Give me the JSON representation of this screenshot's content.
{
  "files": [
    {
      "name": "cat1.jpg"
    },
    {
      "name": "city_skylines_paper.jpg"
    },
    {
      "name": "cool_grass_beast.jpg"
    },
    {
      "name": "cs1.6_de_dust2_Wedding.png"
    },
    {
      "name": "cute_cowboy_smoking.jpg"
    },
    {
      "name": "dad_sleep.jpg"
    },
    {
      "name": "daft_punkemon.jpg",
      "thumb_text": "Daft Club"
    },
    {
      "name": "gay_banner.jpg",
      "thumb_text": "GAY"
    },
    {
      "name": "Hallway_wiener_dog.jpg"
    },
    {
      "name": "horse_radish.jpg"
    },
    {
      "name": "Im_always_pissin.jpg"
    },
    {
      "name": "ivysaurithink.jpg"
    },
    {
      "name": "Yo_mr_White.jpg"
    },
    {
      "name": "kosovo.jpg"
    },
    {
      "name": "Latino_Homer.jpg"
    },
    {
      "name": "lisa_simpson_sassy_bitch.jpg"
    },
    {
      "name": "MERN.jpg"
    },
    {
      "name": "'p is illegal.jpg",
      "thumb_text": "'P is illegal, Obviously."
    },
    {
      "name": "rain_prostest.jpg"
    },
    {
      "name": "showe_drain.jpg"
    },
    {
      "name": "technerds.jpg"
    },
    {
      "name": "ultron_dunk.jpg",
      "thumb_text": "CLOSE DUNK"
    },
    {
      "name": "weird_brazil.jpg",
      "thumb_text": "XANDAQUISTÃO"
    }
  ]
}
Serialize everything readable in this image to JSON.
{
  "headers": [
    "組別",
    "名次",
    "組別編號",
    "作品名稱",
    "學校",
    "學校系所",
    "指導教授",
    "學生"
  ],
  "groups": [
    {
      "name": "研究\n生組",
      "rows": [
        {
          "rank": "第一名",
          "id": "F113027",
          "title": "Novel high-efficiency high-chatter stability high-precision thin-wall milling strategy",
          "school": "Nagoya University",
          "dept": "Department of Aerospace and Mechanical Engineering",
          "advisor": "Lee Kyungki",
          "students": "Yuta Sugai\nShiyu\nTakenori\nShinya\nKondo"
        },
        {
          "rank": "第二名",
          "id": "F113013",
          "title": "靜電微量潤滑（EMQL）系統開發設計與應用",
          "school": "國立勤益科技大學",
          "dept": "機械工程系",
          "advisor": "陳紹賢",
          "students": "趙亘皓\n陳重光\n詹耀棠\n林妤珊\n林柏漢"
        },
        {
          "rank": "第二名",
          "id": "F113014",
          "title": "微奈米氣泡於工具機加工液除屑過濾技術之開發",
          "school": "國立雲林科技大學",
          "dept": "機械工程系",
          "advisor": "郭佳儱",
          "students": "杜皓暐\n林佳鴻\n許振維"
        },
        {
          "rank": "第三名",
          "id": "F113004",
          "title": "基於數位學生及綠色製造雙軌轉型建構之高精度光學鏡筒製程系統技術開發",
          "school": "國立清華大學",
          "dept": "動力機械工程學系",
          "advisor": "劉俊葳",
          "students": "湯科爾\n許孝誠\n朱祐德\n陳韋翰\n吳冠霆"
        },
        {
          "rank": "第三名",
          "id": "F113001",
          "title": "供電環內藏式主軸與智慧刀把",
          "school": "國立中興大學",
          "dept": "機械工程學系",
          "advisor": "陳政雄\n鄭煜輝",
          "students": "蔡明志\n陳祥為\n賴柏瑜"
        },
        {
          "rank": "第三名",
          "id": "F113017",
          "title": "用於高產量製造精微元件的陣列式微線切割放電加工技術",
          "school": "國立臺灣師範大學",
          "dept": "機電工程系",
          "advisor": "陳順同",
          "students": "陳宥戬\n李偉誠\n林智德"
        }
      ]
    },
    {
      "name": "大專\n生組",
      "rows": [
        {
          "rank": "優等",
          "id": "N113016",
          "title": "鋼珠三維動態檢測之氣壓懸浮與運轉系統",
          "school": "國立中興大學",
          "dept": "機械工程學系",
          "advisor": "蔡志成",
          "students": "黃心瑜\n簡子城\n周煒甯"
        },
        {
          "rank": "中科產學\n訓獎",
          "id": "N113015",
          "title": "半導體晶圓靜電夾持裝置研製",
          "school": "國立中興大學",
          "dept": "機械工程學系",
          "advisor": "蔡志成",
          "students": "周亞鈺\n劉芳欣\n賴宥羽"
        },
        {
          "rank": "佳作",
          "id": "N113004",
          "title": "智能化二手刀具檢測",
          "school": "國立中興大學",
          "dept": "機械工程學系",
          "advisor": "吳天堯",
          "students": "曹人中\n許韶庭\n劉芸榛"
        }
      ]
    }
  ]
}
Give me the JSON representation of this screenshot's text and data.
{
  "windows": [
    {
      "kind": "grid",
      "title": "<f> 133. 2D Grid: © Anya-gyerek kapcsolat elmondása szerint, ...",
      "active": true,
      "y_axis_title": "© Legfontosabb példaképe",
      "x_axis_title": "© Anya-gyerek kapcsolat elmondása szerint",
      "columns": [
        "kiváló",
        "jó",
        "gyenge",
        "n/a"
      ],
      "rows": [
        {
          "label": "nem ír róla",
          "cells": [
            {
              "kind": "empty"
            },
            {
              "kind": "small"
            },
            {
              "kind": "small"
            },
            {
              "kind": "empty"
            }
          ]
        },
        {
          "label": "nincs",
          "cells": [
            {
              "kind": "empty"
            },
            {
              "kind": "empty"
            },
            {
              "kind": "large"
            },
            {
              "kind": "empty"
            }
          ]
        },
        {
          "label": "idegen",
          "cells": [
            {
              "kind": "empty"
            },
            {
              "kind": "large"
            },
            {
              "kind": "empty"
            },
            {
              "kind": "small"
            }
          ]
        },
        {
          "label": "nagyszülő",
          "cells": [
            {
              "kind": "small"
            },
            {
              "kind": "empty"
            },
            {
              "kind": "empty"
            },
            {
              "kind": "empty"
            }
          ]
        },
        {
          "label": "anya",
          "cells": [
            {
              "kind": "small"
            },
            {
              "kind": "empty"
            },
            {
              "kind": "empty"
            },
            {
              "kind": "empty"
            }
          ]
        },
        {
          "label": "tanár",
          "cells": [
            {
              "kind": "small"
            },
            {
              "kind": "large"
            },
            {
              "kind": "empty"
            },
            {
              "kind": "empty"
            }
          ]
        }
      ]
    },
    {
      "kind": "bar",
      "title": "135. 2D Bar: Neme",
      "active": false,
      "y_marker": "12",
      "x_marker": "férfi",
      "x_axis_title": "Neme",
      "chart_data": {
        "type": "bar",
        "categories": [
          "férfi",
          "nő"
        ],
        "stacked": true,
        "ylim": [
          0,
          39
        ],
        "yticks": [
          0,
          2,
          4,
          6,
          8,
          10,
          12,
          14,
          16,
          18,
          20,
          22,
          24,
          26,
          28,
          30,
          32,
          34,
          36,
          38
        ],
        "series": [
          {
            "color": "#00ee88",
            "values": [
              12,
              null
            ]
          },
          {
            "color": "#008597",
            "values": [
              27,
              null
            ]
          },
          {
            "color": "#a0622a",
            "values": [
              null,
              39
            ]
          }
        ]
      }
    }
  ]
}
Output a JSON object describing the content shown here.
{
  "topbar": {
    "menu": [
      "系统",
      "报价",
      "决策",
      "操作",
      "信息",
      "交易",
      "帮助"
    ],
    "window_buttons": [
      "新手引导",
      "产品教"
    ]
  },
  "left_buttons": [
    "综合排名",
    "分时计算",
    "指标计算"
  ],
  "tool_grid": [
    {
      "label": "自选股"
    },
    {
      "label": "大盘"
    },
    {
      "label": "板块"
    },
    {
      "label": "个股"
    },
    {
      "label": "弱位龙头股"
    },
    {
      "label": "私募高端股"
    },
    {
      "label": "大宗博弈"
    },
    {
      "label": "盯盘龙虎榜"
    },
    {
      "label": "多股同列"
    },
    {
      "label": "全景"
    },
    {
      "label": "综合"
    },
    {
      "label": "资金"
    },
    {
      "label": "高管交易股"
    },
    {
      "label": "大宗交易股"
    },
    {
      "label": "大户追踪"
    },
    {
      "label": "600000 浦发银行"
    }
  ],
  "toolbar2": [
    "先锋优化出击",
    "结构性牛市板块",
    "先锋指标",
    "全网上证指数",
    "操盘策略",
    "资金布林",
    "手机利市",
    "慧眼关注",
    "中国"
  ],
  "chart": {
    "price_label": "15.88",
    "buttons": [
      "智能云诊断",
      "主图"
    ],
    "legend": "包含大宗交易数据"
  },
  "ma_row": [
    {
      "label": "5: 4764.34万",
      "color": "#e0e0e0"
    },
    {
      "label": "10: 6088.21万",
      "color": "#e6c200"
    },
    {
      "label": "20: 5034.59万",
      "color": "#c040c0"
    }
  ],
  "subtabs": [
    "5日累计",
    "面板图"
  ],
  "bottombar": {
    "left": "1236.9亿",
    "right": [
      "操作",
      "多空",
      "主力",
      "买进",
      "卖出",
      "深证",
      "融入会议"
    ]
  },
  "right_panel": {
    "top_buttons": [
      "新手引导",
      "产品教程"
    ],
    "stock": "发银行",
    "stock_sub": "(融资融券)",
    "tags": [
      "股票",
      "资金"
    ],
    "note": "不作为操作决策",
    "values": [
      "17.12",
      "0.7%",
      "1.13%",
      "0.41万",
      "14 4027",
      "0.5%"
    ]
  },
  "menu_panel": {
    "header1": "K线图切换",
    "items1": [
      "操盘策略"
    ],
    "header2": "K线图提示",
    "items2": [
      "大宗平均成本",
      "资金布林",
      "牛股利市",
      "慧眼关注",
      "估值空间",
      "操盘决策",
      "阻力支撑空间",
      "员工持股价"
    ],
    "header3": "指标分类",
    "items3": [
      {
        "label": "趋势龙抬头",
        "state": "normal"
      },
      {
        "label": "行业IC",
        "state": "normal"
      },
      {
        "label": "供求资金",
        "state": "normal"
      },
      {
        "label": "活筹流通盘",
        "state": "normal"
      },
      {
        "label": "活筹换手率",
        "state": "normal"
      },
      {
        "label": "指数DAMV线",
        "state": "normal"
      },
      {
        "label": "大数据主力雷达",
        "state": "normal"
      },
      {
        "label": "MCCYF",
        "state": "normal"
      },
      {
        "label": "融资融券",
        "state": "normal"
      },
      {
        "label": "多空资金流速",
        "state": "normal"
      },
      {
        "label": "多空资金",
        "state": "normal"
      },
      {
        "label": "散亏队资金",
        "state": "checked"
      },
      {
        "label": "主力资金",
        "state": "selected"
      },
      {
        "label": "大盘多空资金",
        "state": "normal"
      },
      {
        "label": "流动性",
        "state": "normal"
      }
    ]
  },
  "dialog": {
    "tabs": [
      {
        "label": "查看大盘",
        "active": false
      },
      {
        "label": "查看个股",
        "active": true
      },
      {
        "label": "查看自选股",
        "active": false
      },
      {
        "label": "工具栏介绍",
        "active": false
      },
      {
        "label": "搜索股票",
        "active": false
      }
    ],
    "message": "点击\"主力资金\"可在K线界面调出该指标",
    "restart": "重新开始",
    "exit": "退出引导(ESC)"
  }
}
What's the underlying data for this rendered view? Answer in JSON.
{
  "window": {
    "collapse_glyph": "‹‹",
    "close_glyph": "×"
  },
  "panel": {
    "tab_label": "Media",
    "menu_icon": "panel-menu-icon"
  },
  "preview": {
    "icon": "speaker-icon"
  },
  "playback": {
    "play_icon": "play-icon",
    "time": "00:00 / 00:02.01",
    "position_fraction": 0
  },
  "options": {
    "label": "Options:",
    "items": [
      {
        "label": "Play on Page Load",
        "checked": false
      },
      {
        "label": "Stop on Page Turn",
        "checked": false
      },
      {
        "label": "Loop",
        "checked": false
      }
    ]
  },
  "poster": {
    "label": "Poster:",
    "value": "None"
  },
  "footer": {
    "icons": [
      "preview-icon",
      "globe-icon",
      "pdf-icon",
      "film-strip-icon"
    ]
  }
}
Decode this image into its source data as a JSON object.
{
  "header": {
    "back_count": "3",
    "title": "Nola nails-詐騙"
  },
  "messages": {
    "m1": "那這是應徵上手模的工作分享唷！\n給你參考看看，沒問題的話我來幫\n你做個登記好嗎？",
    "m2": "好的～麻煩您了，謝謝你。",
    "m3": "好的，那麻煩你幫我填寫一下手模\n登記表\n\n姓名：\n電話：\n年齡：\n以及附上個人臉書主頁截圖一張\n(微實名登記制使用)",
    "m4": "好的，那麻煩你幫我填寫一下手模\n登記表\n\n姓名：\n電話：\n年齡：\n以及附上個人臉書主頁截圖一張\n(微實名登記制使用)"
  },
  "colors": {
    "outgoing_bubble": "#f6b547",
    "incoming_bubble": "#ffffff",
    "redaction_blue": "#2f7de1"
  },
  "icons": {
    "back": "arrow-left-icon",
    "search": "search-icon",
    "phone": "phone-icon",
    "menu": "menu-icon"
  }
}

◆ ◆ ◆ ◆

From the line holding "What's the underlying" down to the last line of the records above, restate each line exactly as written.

• [Result of this task]
What's the underlying data for this rendered view? Answer in JSON.
{
  "window": {
    "collapse_glyph": "‹‹",
    "close_glyph": "×"
  },
  "panel": {
    "tab_label": "Media",
    "menu_icon": "panel-menu-icon"
  },
  "preview": {
    "icon": "speaker-icon"
  },
  "playback": {
    "play_icon": "play-icon",
    "time": "00:00 / 00:02.01",
    "position_fraction": 0
  },
  "options": {
    "label": "Options:",
    "items": [
      {
        "label": "Play on Page Load",
        "checked": false
      },
      {
        "label": "Stop on Page Turn",
        "checked": false
      },
      {
        "label": "Loop",
        "checked": false
      }
    ]
  },
  "poster": {
    "label": "Poster:",
    "value": "None"
  },
  "footer": {
    "icons": [
      "preview-icon",
      "globe-icon",
      "pdf-icon",
      "film-strip-icon"
    ]
  }
}
Decode this image into its source data as a JSON object.
{
  "header": {
    "back_count": "3",
    "title": "Nola nails-詐騙"
  },
  "messages": {
    "m1": "那這是應徵上手模的工作分享唷！\n給你參考看看，沒問題的話我來幫\n你做個登記好嗎？",
    "m2": "好的～麻煩您了，謝謝你。",
    "m3": "好的，那麻煩你幫我填寫一下手模\n登記表\n\n姓名：\n電話：\n年齡：\n以及附上個人臉書主頁截圖一張\n(微實名登記制使用)",
    "m4": "好的，那麻煩你幫我填寫一下手模\n登記表\n\n姓名：\n電話：\n年齡：\n以及附上個人臉書主頁截圖一張\n(微實名登記制使用)"
  },
  "colors": {
    "outgoing_bubble": "#f6b547",
    "incoming_bubble": "#ffffff",
    "redaction_blue": "#2f7de1"
  },
  "icons": {
    "back": "arrow-left-icon",
    "search": "search-icon",
    "phone": "phone-icon",
    "menu": "menu-icon"
  }
}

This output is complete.